FOR many people, the festive season brings expectations of joy, fun and love. But for thousands of children and young people, Christmas can be an incredibly lonely and frightening time.

More than half a million children experience abuse and neglect each year, and in the last 12 months our Childline service delivered more than 14,000 counselling sessions to young people on those topics an average of 38 per day. In more than 4,000 of those sessions, our counsellors were the first people these children had disclosed their abuse to, which shows the vital need for the Childline service to be available around the clock.

This month the NSPCC launched its annual Christmas appeal; as schools close their doors and children have reduced contact with support networks over the festive season, there will be many vulnerable children at home who face increased risks. During the 12-day Christmas period from December 24 to January 4, counsellors delivered 400 counselling sessions on abuse and neglect, and last December was the second highest month in the year for children reaching out for support on emotional abuse.

For those children and young people for whom Christmas means abuse, Childline is a lifeline. A 17-year-old girl who contacted Childline over Christmas said: “My parents are drug addicts and don’t buy us any food. If they do get us any, it’s usually stolen from somewhere. They always ask me for my work money. I’d like advice on how to move out with my 12-year-old brother. I’ve been thinking about contacting social services, but thought I’d ask Childline for advice first.”

Another teenager said: “There won’t be anything special for Christmas in my house. My parents aren’t horrible people, but they don’t do anything nice or show emotion or care about my needs. They’ve taken my Christmas gift money from my relatives. I know there won’t be any presents to open on Christmas Day.”

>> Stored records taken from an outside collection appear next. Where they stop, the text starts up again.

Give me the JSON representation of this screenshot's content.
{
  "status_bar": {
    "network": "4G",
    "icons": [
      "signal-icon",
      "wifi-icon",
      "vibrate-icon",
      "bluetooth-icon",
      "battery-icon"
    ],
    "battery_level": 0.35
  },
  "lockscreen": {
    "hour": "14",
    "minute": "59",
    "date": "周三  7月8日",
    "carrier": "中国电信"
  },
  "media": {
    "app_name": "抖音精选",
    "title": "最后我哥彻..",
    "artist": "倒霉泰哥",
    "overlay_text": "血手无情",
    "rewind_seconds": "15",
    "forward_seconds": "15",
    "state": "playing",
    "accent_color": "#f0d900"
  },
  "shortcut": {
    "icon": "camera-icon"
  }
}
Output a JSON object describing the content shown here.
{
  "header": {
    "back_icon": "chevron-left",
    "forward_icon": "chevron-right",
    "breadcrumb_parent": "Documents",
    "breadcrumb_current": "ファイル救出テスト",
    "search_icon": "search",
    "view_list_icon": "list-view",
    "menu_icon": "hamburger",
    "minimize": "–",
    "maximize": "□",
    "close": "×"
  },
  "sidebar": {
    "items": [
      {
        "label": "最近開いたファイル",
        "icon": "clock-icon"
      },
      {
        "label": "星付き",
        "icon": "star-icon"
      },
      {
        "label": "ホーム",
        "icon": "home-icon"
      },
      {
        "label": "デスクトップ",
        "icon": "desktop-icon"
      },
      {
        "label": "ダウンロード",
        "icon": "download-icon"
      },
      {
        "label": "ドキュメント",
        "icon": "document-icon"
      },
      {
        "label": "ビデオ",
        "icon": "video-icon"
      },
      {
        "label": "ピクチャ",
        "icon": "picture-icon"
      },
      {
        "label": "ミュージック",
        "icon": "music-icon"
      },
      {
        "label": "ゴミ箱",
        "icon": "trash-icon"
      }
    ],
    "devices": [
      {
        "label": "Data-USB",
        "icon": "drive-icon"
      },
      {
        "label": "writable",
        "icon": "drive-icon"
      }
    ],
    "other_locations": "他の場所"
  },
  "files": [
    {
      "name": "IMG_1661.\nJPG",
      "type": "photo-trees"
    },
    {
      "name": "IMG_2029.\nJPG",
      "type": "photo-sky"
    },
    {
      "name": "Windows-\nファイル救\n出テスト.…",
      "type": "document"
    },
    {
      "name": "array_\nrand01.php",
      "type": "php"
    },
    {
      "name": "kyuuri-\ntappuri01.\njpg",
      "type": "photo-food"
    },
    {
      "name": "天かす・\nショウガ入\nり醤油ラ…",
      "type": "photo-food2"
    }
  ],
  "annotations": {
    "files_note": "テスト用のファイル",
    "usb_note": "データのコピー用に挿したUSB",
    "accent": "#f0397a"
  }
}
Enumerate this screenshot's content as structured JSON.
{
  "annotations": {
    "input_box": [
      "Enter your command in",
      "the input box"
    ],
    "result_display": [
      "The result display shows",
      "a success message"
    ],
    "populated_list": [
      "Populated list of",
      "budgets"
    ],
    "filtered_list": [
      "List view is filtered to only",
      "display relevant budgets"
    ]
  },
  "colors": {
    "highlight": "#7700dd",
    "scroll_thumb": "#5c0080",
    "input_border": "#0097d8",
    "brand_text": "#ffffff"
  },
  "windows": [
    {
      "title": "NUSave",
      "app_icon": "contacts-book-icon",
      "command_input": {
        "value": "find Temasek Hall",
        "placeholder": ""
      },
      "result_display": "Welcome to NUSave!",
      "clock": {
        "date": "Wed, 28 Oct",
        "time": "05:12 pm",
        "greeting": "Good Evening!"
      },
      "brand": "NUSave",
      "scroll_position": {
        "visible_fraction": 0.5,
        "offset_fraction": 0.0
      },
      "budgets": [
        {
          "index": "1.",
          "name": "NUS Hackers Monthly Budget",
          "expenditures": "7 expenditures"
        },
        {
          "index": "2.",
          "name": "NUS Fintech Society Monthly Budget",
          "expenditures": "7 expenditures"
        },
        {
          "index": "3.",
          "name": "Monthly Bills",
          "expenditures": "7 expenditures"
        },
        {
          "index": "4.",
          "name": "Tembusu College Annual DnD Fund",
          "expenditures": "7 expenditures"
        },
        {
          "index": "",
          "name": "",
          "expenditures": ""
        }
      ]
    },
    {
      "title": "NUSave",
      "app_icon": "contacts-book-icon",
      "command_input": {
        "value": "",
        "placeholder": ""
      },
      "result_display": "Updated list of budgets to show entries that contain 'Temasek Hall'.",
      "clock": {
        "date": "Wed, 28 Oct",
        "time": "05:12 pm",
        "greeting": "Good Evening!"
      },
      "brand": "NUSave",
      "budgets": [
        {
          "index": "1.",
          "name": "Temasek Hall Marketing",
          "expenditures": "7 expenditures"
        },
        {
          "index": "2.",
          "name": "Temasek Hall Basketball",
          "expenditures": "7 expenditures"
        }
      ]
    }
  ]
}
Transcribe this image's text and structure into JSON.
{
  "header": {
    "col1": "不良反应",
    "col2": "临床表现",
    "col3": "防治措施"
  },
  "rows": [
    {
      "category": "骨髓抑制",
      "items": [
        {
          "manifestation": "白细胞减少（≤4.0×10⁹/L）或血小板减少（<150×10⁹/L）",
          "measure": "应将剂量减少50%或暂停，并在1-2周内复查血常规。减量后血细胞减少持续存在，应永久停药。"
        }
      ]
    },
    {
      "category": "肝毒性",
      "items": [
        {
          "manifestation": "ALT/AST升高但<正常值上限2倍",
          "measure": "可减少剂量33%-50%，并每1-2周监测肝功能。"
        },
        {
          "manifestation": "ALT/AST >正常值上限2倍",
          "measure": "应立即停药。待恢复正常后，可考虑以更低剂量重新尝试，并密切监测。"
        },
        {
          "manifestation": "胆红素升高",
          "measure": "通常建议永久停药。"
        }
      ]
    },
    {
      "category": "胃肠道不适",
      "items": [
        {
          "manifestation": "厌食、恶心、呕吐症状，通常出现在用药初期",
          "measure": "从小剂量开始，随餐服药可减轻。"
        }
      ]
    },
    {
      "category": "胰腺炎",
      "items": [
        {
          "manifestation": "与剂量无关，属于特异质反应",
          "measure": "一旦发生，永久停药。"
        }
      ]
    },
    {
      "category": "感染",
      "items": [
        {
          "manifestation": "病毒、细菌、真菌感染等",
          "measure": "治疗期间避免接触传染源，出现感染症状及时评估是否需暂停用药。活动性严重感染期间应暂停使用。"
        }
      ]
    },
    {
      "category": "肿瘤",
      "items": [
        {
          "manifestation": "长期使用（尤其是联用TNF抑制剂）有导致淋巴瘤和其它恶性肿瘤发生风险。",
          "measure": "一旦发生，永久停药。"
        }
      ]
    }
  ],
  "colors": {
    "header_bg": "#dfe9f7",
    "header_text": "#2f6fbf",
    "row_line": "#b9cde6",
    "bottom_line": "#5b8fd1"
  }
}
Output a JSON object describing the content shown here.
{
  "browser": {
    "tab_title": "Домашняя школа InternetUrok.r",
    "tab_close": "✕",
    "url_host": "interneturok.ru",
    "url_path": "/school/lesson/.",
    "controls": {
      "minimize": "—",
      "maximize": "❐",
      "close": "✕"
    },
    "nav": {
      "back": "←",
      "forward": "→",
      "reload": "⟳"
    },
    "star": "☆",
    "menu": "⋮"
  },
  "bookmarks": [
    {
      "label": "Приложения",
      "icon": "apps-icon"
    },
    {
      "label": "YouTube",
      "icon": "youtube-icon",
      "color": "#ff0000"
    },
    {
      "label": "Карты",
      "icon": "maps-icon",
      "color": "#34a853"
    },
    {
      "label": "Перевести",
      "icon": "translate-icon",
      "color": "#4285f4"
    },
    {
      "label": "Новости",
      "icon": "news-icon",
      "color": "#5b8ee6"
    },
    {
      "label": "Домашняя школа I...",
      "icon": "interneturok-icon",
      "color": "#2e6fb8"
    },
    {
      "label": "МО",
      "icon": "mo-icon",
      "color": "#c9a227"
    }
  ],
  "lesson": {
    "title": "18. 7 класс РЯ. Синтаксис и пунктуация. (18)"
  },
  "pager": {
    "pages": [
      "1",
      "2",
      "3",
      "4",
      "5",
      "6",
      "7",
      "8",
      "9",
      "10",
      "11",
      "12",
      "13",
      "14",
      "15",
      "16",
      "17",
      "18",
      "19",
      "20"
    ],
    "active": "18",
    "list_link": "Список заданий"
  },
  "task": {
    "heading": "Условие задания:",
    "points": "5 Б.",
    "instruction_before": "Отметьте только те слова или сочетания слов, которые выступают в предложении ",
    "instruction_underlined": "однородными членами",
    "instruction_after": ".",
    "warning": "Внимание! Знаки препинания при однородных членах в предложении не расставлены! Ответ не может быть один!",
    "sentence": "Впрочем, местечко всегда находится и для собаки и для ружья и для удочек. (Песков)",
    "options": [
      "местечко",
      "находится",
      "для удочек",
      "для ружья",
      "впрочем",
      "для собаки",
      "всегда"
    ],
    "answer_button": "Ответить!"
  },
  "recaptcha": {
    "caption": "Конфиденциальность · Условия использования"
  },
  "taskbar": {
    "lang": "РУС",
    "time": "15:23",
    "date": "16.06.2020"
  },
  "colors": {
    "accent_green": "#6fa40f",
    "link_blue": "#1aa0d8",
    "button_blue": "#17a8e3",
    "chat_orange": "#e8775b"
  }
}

Over coming weeks, you may see our new TV advert, based on real calls to the service, highlighting that on average a child will call Childline every 45 seconds. For these children, Christmas can be the worst time of year. For lots of children, Childline is the only place they can turn to when they’re feeling scared and alone. When a child needs help, Childline is a lifeline. That’s why it is vital that Childline continues to be here for children in desperate need of support and those in immediate danger. Whether you’re taking part in the Walk For Children on December 22 or buying festive gifts from the NSPCC shop, every pound helps us. Visit